The first Republican president once said, "While the people retain their virtue and their vigilance, no administration by any extreme of wickedness or folly can seriously injure the government in the short space of four years." If Mr. Lincoln could see what's happened in these last three-and-a-half years, he might hedge a little on that statement.
Prisoners of Azkaban
Wednesday, November 13, 2002
Eve Tushnet beat me to commenting on Matthew Yglesias's odd assertion, "there is actually only one big question in political theory: Is there a God?". in his erudite discussion of various recent writings in political philosophy. A new post modefies this to the clearer but quite wrong, "if you think there is no God, then there are no more big questions in political philosophy".

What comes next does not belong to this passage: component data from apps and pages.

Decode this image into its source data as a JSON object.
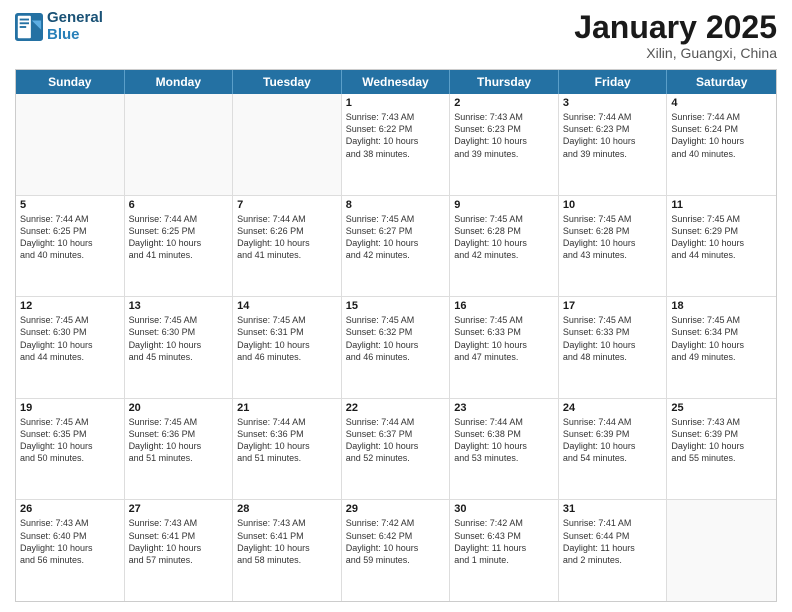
{
  "header": {
    "logo_line1": "General",
    "logo_line2": "Blue",
    "month": "January 2025",
    "location": "Xilin, Guangxi, China"
  },
  "weekdays": [
    "Sunday",
    "Monday",
    "Tuesday",
    "Wednesday",
    "Thursday",
    "Friday",
    "Saturday"
  ],
  "rows": [
    [
      {
        "day": "",
        "text": ""
      },
      {
        "day": "",
        "text": ""
      },
      {
        "day": "",
        "text": ""
      },
      {
        "day": "1",
        "text": "Sunrise: 7:43 AM\nSunset: 6:22 PM\nDaylight: 10 hours\nand 38 minutes."
      },
      {
        "day": "2",
        "text": "Sunrise: 7:43 AM\nSunset: 6:23 PM\nDaylight: 10 hours\nand 39 minutes."
      },
      {
        "day": "3",
        "text": "Sunrise: 7:44 AM\nSunset: 6:23 PM\nDaylight: 10 hours\nand 39 minutes."
      },
      {
        "day": "4",
        "text": "Sunrise: 7:44 AM\nSunset: 6:24 PM\nDaylight: 10 hours\nand 40 minutes."
      }
    ],
    [
      {
        "day": "5",
        "text": "Sunrise: 7:44 AM\nSunset: 6:25 PM\nDaylight: 10 hours\nand 40 minutes."
      },
      {
        "day": "6",
        "text": "Sunrise: 7:44 AM\nSunset: 6:25 PM\nDaylight: 10 hours\nand 41 minutes."
      },
      {
        "day": "7",
        "text": "Sunrise: 7:44 AM\nSunset: 6:26 PM\nDaylight: 10 hours\nand 41 minutes."
      },
      {
        "day": "8",
        "text": "Sunrise: 7:45 AM\nSunset: 6:27 PM\nDaylight: 10 hours\nand 42 minutes."
      },
      {
        "day": "9",
        "text": "Sunrise: 7:45 AM\nSunset: 6:28 PM\nDaylight: 10 hours\nand 42 minutes."
      },
      {
        "day": "10",
        "text": "Sunrise: 7:45 AM\nSunset: 6:28 PM\nDaylight: 10 hours\nand 43 minutes."
      },
      {
        "day": "11",
        "text": "Sunrise: 7:45 AM\nSunset: 6:29 PM\nDaylight: 10 hours\nand 44 minutes."
      }
    ],
    [
      {
        "day": "12",
        "text": "Sunrise: 7:45 AM\nSunset: 6:30 PM\nDaylight: 10 hours\nand 44 minutes."
      },
      {
        "day": "13",
        "text": "Sunrise: 7:45 AM\nSunset: 6:30 PM\nDaylight: 10 hours\nand 45 minutes."
      },
      {
        "day": "14",
        "text": "Sunrise: 7:45 AM\nSunset: 6:31 PM\nDaylight: 10 hours\nand 46 minutes."
      },
      {
        "day": "15",
        "text": "Sunrise: 7:45 AM\nSunset: 6:32 PM\nDaylight: 10 hours\nand 46 minutes."
      },
      {
        "day": "16",
        "text": "Sunrise: 7:45 AM\nSunset: 6:33 PM\nDaylight: 10 hours\nand 47 minutes."
      },
      {
        "day": "17",
        "text": "Sunrise: 7:45 AM\nSunset: 6:33 PM\nDaylight: 10 hours\nand 48 minutes."
      },
      {
        "day": "18",
        "text": "Sunrise: 7:45 AM\nSunset: 6:34 PM\nDaylight: 10 hours\nand 49 minutes."
      }
    ],
    [
      {
        "day": "19",
        "text": "Sunrise: 7:45 AM\nSunset: 6:35 PM\nDaylight: 10 hours\nand 50 minutes."
      },
      {
        "day": "20",
        "text": "Sunrise: 7:45 AM\nSunset: 6:36 PM\nDaylight: 10 hours\nand 51 minutes."
      },
      {
        "day": "21",
        "text": "Sunrise: 7:44 AM\nSunset: 6:36 PM\nDaylight: 10 hours\nand 51 minutes."
      },
      {
        "day": "22",
        "text": "Sunrise: 7:44 AM\nSunset: 6:37 PM\nDaylight: 10 hours\nand 52 minutes."
      },
      {
        "day": "23",
        "text": "Sunrise: 7:44 AM\nSunset: 6:38 PM\nDaylight: 10 hours\nand 53 minutes."
      },
      {
        "day": "24",
        "text": "Sunrise: 7:44 AM\nSunset: 6:39 PM\nDaylight: 10 hours\nand 54 minutes."
      },
      {
        "day": "25",
        "text": "Sunrise: 7:43 AM\nSunset: 6:39 PM\nDaylight: 10 hours\nand 55 minutes."
      }
    ],
    [
      {
        "day": "26",
        "text": "Sunrise: 7:43 AM\nSunset: 6:40 PM\nDaylight: 10 hours\nand 56 minutes."
      },
      {
        "day": "27",
        "text": "Sunrise: 7:43 AM\nSunset: 6:41 PM\nDaylight: 10 hours\nand 57 minutes."
      },
      {
        "day": "28",
        "text": "Sunrise: 7:43 AM\nSunset: 6:41 PM\nDaylight: 10 hours\nand 58 minutes."
      },
      {
        "day": "29",
        "text": "Sunrise: 7:42 AM\nSunset: 6:42 PM\nDaylight: 10 hours\nand 59 minutes."
      },
      {
        "day": "30",
        "text": "Sunrise: 7:42 AM\nSunset: 6:43 PM\nDaylight: 11 hours\nand 1 minute."
      },
      {
        "day": "31",
        "text": "Sunrise: 7:41 AM\nSunset: 6:44 PM\nDaylight: 11 hours\nand 2 minutes."
      },
      {
        "day": "",
        "text": ""
      }
    ]
  ]
}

If you think there is no god, then there still remain the problems of how people are to live together as individuals (ethics) and as a society (political philosophy). I don't see that the existence of God solves these problems at all. Basic problems of political philosophy such as balancing the goals of liberty and equality can be addressed entirely outside theology, and indeed it's unlikely that theology can have anything to say of them. The only question that is clearly impacted by the existence of God is the question of the origins of legitimate authority. Our political institutions are based largely on the belief that Locke's solutions to the basic questions of political philosophy are superior to those reached before him, and atheists, agnostics, and believers are all able to accept those institutions with that implicit belief.
If you do believe in God, that doesn't in any apparent way solve the problems of political philosophy or ethics. All it does is move them into a different category, making them (potentially) theological problems. But unless you also have a divine revelation available to give you the answers to these questions, they still have to be solved in any society.
Stating essentially human problems as theological ones is just likely to lead you to poor solutions. A famous, possibly apocryphal, saying of Dostoevsky is, "If there is no God, then anything is possible." That has always seemed to me the exact opposite of the truth. If you create an ethical or political philosophy without presuming the existence of God, then individuals have claims that are not easily brushed aside. If an ideology is built from the assumption that God created everything, those parts of creation which aren't obeying God's will become very dispensable indeed. No-one does violence more easily or enthusiastically than those who believe themselves to be instruments of God, working towards a new Eden which will appear as soon as those who refuse to see the light have been neutralized.